‘A cop asked, kitne murge bhun diye’: 1984 riots witness recalls horror
Eight years later, Jagdish Kaur’s account served as clinching evidence in the conviction of Kumar and five other accused by the Delhi High Court on Monday.
“When the chowki in-charge asked the mob, ‘kitne murge bhun diye’ (how many chickens had been roasted)... I felt I had lost faith in humanity,” Jagdish Kaur, whose husband, son and three cousins were killed in Palam Colony’s Raj Nagar in 1984, told a Delhi court on July 2, 2010. Jagdish — witness number 1 in the Palam Colony case — also said that around 9 pm on November 2, 1984, when she went to the police post to lodge a report, she heard Sajjan Kumar delivering a provocative speech, telling the public to “murder Sikhs and kill Hindus who shelter them”.
Eight years later, her account served as clinching evidence in the conviction of Kumar and five other accused by the Delhi High Court on Monday.
The high court said the accused were brought to justice primarily because of “the courage and perseverance of three key eyewitnesses” — Jagdish Kaur, her cousin Jagsher Singh and Nirpreet Kaur.
All three in their statements said they had seen Sajjan Kumar inciting the mobs to attack Sikhs.
According to Kaur’s statement, around 2 pm on November 1, 1984, a mob entered her house with weapons, pounced on her son Gurpreet Singh and dragged her husband Kehar Singh, who died of head injuries.
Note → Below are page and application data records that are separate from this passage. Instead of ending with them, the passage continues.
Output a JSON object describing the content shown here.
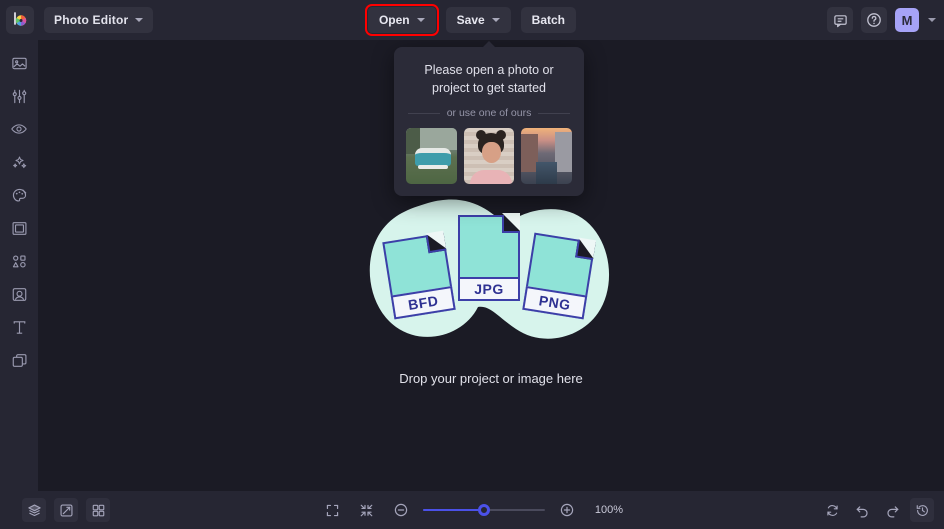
{
  "app": {
    "name": "Photo Editor",
    "logo_icon": "befunky-color-wheel-logo"
  },
  "topbar": {
    "app_menu_label": "Photo Editor",
    "buttons": [
      {
        "label": "Open",
        "icon": "chevron-down-icon",
        "highlighted": true
      },
      {
        "label": "Save",
        "icon": "chevron-down-icon",
        "highlighted": false
      },
      {
        "label": "Batch",
        "icon": "",
        "highlighted": false
      }
    ],
    "feedback_icon": "chat-bubble-icon",
    "help_icon": "question-circle-icon",
    "avatar_initial": "M",
    "avatar_color": "#a6a3f7",
    "highlight_color": "#ff0000"
  },
  "sidebar": {
    "items": [
      {
        "icon": "image-icon",
        "name": "edit"
      },
      {
        "icon": "sliders-icon",
        "name": "adjust"
      },
      {
        "icon": "eye-icon",
        "name": "retouch"
      },
      {
        "icon": "sparkles-icon",
        "name": "effects"
      },
      {
        "icon": "palette-icon",
        "name": "artsy"
      },
      {
        "icon": "frame-icon",
        "name": "frames"
      },
      {
        "icon": "shapes-icon",
        "name": "graphics"
      },
      {
        "icon": "portrait-icon",
        "name": "overlays"
      },
      {
        "icon": "text-icon",
        "name": "text"
      },
      {
        "icon": "layers-icon",
        "name": "layers"
      }
    ]
  },
  "popover": {
    "title": "Please open a photo or project to get started",
    "divider_label": "or use one of ours",
    "samples": [
      {
        "name": "vw-bus-sample"
      },
      {
        "name": "portrait-sample"
      },
      {
        "name": "canal-sample"
      }
    ]
  },
  "dropzone": {
    "files": [
      {
        "label": "BFD"
      },
      {
        "label": "JPG"
      },
      {
        "label": "PNG"
      }
    ],
    "caption": "Drop your project or image here",
    "blob_color": "#d7f4ec",
    "file_color": "#8fe3d7",
    "file_border": "#3c3fa8"
  },
  "bottombar": {
    "left_icons": [
      {
        "icon": "layers-stack-icon",
        "name": "layers-panel"
      },
      {
        "icon": "compare-icon",
        "name": "compare-view"
      },
      {
        "icon": "grid-icon",
        "name": "grid-view"
      }
    ],
    "center_icons": [
      {
        "icon": "fullscreen-icon",
        "name": "fullscreen"
      },
      {
        "icon": "fit-screen-icon",
        "name": "fit-to-screen"
      }
    ],
    "zoom_out_icon": "minus-circle-icon",
    "zoom_in_icon": "plus-circle-icon",
    "zoom_value": "100%",
    "slider_percent": 50,
    "slider_color": "#4b51e8",
    "right_icons": [
      {
        "icon": "reset-icon",
        "name": "reset"
      },
      {
        "icon": "undo-icon",
        "name": "undo"
      },
      {
        "icon": "redo-icon",
        "name": "redo"
      },
      {
        "icon": "history-icon",
        "name": "history"
      }
    ]
  }
}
An injured Gurpreet ran some distance before he was set on fire.
Jagdish performed their last rites three days after their deaths, after making a pyre of the furniture and items left in the house.
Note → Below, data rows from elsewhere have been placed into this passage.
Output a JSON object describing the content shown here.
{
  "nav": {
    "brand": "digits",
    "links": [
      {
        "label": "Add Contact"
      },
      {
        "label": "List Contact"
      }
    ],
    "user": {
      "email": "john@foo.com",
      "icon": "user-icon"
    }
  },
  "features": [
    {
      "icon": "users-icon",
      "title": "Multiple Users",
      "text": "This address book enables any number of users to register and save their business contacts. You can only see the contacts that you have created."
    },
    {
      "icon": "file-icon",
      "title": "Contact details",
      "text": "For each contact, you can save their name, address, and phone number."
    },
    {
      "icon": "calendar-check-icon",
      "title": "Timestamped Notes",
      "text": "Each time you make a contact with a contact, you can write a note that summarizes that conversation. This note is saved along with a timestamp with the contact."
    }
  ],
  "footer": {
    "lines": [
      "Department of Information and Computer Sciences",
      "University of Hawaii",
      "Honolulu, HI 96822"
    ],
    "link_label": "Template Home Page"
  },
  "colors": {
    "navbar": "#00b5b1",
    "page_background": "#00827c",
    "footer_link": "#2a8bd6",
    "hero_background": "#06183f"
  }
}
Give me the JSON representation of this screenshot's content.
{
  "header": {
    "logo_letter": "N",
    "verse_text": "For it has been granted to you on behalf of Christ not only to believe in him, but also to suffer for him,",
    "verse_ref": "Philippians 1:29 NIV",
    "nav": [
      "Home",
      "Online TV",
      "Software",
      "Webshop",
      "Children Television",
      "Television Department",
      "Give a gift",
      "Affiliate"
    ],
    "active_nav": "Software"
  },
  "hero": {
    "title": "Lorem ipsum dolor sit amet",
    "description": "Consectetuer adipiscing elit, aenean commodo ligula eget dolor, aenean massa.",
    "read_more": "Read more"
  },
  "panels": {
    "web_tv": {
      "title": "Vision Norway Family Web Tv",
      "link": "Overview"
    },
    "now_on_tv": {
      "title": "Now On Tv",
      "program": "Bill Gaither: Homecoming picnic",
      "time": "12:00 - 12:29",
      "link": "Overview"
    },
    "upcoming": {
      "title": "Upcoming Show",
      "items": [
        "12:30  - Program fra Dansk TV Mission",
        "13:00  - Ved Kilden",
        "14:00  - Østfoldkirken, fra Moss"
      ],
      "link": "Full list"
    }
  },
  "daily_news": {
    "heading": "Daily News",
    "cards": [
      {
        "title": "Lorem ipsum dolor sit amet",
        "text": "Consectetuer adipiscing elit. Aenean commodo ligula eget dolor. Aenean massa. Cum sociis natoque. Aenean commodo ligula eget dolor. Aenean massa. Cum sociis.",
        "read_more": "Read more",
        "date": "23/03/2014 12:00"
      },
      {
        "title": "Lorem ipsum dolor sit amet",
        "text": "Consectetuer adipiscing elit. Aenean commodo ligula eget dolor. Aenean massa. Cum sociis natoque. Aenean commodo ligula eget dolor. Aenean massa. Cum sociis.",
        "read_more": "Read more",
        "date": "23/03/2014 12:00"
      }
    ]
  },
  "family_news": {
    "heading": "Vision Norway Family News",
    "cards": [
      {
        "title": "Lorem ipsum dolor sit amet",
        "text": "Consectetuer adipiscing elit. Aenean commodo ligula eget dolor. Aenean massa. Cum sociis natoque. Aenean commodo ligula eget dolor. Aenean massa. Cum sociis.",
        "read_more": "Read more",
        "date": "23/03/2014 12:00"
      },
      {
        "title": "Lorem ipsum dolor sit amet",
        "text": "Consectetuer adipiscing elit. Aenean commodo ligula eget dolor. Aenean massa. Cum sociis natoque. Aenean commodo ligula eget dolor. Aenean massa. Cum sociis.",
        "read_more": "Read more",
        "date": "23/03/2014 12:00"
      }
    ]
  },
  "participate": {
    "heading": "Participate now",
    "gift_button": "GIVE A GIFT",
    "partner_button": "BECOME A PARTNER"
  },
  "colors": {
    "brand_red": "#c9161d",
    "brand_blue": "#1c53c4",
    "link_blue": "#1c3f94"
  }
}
Jagdish said the police post incharge threatened her when she was filing a report. She claimed the cop tried to intimidate her by saying the people she was naming were too powerful and she wouldn’t be able to protect the rest of her family.
Nirpreet Kaur told the court she had seen a gurdwara being burnt down and her father Nirmal Singh being burnt alive by the mob. Nirpreet said her father was taken out of their Raj Nagar home by two accused — Balwan Khokhar, who used to introduce himself as Sajjan Kumar’s nephew, and Mahender Yadav.
Nirmal Singh, who ran a taxi stand in Anand Niketan, was president of the gurdwara.
Nirpreet said around 5.30am on November 1, 1984, a mob attacked the gurdwara and caught her father when two men took him out for a compromise.
She said one Ishwar Sharabi sprinkled kerosene on her father and a policeman gave the mob a matchbox. “...From his name plate, I could gather his name was Inspector Kaushik. He gave a matchbox to Kishan Khokhar, who set my father on fire. My father jumped into a nearby nala (drain) to save himself. They pulled him out and set him on fire again,” she said in her statement.
The third witness, Jagsher Singh, said he survived as he was not a keshdhari (a turbaned Sikh) unlike his three brothers – Narender Pal Singh, Raghuvinder Singh and Kuldeep Singh – who were killed. “Between 10pm and 11pm on November 1, 1984, a vehicle stopped at our gali at Shiv Mandir Marg... 30-40 people collected there. Sajjan Kumar, MP, came out (of the car) and asked if they have done the work assigned … one of them told him they were helpless as the thekedars ) were being saved by Hindus... Sajjan Kumar told them to kill those Hindus and burn their houses,” he said in the statement.